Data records
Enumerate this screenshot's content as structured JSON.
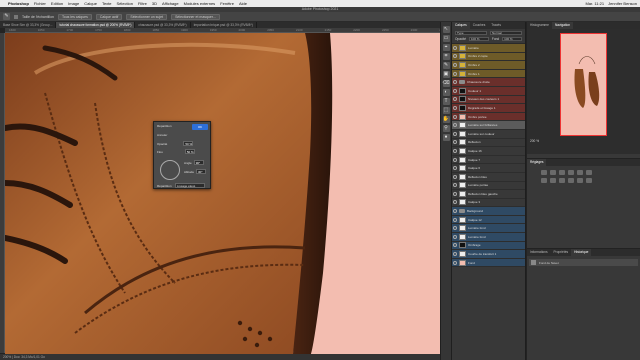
{
  "menubar": {
    "app_name": "Photoshop",
    "items": [
      "Fichier",
      "Edition",
      "Image",
      "Calque",
      "Texte",
      "Sélection",
      "Filtre",
      "3D",
      "Affichage",
      "Modules externes",
      "Fenêtre",
      "Aide"
    ],
    "clock": "Mar. 11:21",
    "user": "Jennifer Benson"
  },
  "window": {
    "title": "Adobe Photoshop 2021"
  },
  "options_bar": {
    "sample_label": "Taille de l'échantillon",
    "btn1": "Tous les calques",
    "btn2": "Calque actif",
    "btn3": "Sélectionner un sujet",
    "btn4": "Sélectionner et masquer..."
  },
  "doc_tabs": [
    {
      "label": "Base Shoe Sim @ 33,3% (Group...",
      "active": false
    },
    {
      "label": "tutorial chaussure formation.psd @ 200% (RVB/8*)",
      "active": true
    },
    {
      "label": "chaussure.psd @ 33,3% (RVB/8*)",
      "active": false
    },
    {
      "label": "Importation brique.psd @ 33,3% (RVB/8*)",
      "active": false
    }
  ],
  "ruler_ticks": [
    "1600",
    "1650",
    "1700",
    "1750",
    "1800",
    "1850",
    "1900",
    "1950",
    "2000",
    "2050",
    "2100",
    "2150",
    "2200",
    "2250",
    "2300",
    "2350"
  ],
  "status_bar": {
    "text": "200% | Doc: 34,3 Mo/1,01 Go"
  },
  "toolbar": {
    "tools": [
      "↖",
      "▭",
      "⌖",
      "⌗",
      "✎",
      "▣",
      "⌫",
      "◐",
      "T",
      "⬚",
      "✋",
      "⚲",
      "●"
    ]
  },
  "layers_panel": {
    "tabs": [
      "Calques",
      "Couches",
      "Tracés"
    ],
    "active_tab": "Calques",
    "filter_label": "Type",
    "blend_mode": "Normal",
    "opacity_label": "Opacité",
    "opacity": "100 %",
    "fill_label": "Fond",
    "fill": "100 %",
    "lock_label": "Verrou :",
    "layers": [
      {
        "name": "Lumière",
        "style": "grp-y",
        "thumb": "yellow"
      },
      {
        "name": "Ombre 2 copie",
        "style": "grp-y",
        "thumb": "yellow"
      },
      {
        "name": "Ombre 2",
        "style": "grp-y",
        "thumb": "yellow"
      },
      {
        "name": "Ombre 1",
        "style": "grp-y",
        "thumb": "yellow"
      },
      {
        "name": "Chaussure droite",
        "style": "grp-r",
        "thumb": "folder"
      },
      {
        "name": "Couleur 1",
        "style": "grp-r",
        "thumb": "dark"
      },
      {
        "name": "Niveaux des couleurs 1",
        "style": "grp-r",
        "thumb": "dark"
      },
      {
        "name": "Dégradé et lissage 1",
        "style": "grp-r",
        "thumb": "dark"
      },
      {
        "name": "Ombre portée",
        "style": "grp-r",
        "thumb": "pink"
      },
      {
        "name": "Lumière sur brillances",
        "style": "sel",
        "thumb": ""
      },
      {
        "name": "Lumière sur couleur",
        "style": "",
        "thumb": ""
      },
      {
        "name": "Réflexion",
        "style": "",
        "thumb": ""
      },
      {
        "name": "Calque 16",
        "style": "",
        "thumb": ""
      },
      {
        "name": "Calque 7",
        "style": "",
        "thumb": ""
      },
      {
        "name": "Calque 6",
        "style": "",
        "thumb": ""
      },
      {
        "name": "Réflexion bleu",
        "style": "",
        "thumb": ""
      },
      {
        "name": "Lumière portée",
        "style": "",
        "thumb": ""
      },
      {
        "name": "Réflexion bleu gauche",
        "style": "",
        "thumb": ""
      },
      {
        "name": "Calque 3",
        "style": "",
        "thumb": ""
      },
      {
        "name": "Background",
        "style": "grp-b",
        "thumb": "folder"
      },
      {
        "name": "Calque 12",
        "style": "grp-b",
        "thumb": ""
      },
      {
        "name": "Lumière fond",
        "style": "grp-b",
        "thumb": ""
      },
      {
        "name": "Lumière fond",
        "style": "grp-b",
        "thumb": ""
      },
      {
        "name": "Ombrage",
        "style": "grp-b",
        "thumb": "dark"
      },
      {
        "name": "Courbe de transfert 1",
        "style": "grp-b",
        "thumb": ""
      },
      {
        "name": "Fond",
        "style": "grp-b",
        "thumb": "pink"
      }
    ]
  },
  "right_panel": {
    "nav_tabs": [
      "Histogramme",
      "Navigation"
    ],
    "zoom": "200 %",
    "mini_title": "Réglages",
    "bottom_tabs": [
      "Informations",
      "Propriétés",
      "Historique"
    ],
    "history_item": "Fond de Navet"
  },
  "dialog": {
    "title": "Répartition",
    "ok_label": "OK",
    "cancel_label": "Annuler",
    "field1_label": "Opacité",
    "field1_value": "50 %",
    "field2_label": "Flou",
    "field2_value": "50 %",
    "angle_label": "Angle",
    "angle_value": "90°",
    "altitude_label": "Altitude",
    "altitude_value": "30°",
    "mode_label": "Répartition",
    "mode_value": "Lissage élevé"
  },
  "colors": {
    "canvas_bg": "#f3bdb0",
    "leather": "#a8612e",
    "ring": "#e8e02a",
    "ok_button": "#2d6fd8"
  }
}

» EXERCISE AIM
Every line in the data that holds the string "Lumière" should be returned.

» RESPONSE
        "name": "Lumière",
        "name": "Lumière sur brillances",
        "name": "Lumière sur couleur",
        "name": "Lumière portée",
        "name": "Lumière fond",
        "name": "Lumière fond",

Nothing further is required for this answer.